> WORK INSTRUCTION
Your reply should be the full listing, copied exactly.

> SOURCE DATA
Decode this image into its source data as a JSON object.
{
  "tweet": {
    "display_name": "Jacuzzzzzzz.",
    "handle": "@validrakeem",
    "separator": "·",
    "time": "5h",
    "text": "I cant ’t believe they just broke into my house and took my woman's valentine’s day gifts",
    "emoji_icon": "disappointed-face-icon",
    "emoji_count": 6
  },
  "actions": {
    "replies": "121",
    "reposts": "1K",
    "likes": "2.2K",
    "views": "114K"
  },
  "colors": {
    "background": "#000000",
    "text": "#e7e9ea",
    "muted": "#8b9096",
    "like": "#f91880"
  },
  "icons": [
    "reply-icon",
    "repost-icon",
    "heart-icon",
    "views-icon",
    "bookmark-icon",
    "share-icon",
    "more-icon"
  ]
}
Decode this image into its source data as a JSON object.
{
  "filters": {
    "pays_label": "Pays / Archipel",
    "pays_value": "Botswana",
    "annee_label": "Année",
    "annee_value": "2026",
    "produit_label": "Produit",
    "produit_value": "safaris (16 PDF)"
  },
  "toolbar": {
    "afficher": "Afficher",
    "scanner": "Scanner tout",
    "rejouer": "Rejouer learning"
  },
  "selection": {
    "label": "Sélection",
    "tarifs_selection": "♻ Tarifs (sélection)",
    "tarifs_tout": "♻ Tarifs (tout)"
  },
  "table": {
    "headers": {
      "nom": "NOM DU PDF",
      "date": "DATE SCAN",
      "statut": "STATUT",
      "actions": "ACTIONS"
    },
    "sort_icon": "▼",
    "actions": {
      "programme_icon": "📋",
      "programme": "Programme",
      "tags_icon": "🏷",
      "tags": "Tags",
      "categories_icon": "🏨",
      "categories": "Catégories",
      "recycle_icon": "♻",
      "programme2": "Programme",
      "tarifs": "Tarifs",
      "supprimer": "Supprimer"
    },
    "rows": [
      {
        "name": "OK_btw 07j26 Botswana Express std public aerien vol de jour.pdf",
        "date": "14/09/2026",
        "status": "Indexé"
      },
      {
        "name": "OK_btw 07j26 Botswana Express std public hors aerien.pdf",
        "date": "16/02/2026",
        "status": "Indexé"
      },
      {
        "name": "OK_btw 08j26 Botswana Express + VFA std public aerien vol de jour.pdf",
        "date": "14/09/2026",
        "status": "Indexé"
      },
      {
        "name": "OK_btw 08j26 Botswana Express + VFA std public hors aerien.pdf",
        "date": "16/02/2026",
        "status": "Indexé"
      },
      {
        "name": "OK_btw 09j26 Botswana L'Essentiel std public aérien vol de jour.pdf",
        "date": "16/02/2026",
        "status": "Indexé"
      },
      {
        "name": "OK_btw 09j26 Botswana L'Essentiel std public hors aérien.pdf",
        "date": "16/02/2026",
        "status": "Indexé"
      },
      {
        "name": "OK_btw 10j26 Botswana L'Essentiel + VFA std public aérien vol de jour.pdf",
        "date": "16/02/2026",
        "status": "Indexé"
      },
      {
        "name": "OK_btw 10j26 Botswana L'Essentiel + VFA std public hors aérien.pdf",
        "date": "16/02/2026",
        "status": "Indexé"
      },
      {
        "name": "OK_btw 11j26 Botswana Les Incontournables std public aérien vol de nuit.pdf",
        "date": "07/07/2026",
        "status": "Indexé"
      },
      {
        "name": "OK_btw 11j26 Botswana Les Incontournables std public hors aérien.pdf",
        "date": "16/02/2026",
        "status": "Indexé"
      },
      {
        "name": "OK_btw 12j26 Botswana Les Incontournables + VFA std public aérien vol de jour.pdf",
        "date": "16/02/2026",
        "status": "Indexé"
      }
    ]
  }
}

> RESULT OF THIS EXERCISE
Decode this image into its source data as a JSON object.
{
  "tweet": {
    "display_name": "Jacuzzzzzzz.",
    "handle": "@validrakeem",
    "separator": "·",
    "time": "5h",
    "text": "I cant ’t believe they just broke into my house and took my woman's valentine’s day gifts",
    "emoji_icon": "disappointed-face-icon",
    "emoji_count": 6
  },
  "actions": {
    "replies": "121",
    "reposts": "1K",
    "likes": "2.2K",
    "views": "114K"
  },
  "colors": {
    "background": "#000000",
    "text": "#e7e9ea",
    "muted": "#8b9096",
    "like": "#f91880"
  },
  "icons": [
    "reply-icon",
    "repost-icon",
    "heart-icon",
    "views-icon",
    "bookmark-icon",
    "share-icon",
    "more-icon"
  ]
}
Decode this image into its source data as a JSON object.
{
  "filters": {
    "pays_label": "Pays / Archipel",
    "pays_value": "Botswana",
    "annee_label": "Année",
    "annee_value": "2026",
    "produit_label": "Produit",
    "produit_value": "safaris (16 PDF)"
  },
  "toolbar": {
    "afficher": "Afficher",
    "scanner": "Scanner tout",
    "rejouer": "Rejouer learning"
  },
  "selection": {
    "label": "Sélection",
    "tarifs_selection": "♻ Tarifs (sélection)",
    "tarifs_tout": "♻ Tarifs (tout)"
  },
  "table": {
    "headers": {
      "nom": "NOM DU PDF",
      "date": "DATE SCAN",
      "statut": "STATUT",
      "actions": "ACTIONS"
    },
    "sort_icon": "▼",
    "actions": {
      "programme_icon": "📋",
      "programme": "Programme",
      "tags_icon": "🏷",
      "tags": "Tags",
      "categories_icon": "🏨",
      "categories": "Catégories",
      "recycle_icon": "♻",
      "programme2": "Programme",
      "tarifs": "Tarifs",
      "supprimer": "Supprimer"
    },
    "rows": [
      {
        "name": "OK_btw 07j26 Botswana Express std public aerien vol de jour.pdf",
        "date": "14/09/2026",
        "status": "Indexé"
      },
      {
        "name": "OK_btw 07j26 Botswana Express std public hors aerien.pdf",
        "date": "16/02/2026",
        "status": "Indexé"
      },
      {
        "name": "OK_btw 08j26 Botswana Express + VFA std public aerien vol de jour.pdf",
        "date": "14/09/2026",
        "status": "Indexé"
      },
      {
        "name": "OK_btw 08j26 Botswana Express + VFA std public hors aerien.pdf",
        "date": "16/02/2026",
        "status": "Indexé"
      },
      {
        "name": "OK_btw 09j26 Botswana L'Essentiel std public aérien vol de jour.pdf",
        "date": "16/02/2026",
        "status": "Indexé"
      },
      {
        "name": "OK_btw 09j26 Botswana L'Essentiel std public hors aérien.pdf",
        "date": "16/02/2026",
        "status": "Indexé"
      },
      {
        "name": "OK_btw 10j26 Botswana L'Essentiel + VFA std public aérien vol de jour.pdf",
        "date": "16/02/2026",
        "status": "Indexé"
      },
      {
        "name": "OK_btw 10j26 Botswana L'Essentiel + VFA std public hors aérien.pdf",
        "date": "16/02/2026",
        "status": "Indexé"
      },
      {
        "name": "OK_btw 11j26 Botswana Les Incontournables std public aérien vol de nuit.pdf",
        "date": "07/07/2026",
        "status": "Indexé"
      },
      {
        "name": "OK_btw 11j26 Botswana Les Incontournables std public hors aérien.pdf",
        "date": "16/02/2026",
        "status": "Indexé"
      },
      {
        "name": "OK_btw 12j26 Botswana Les Incontournables + VFA std public aérien vol de jour.pdf",
        "date": "16/02/2026",
        "status": "Indexé"
      }
    ]
  }
}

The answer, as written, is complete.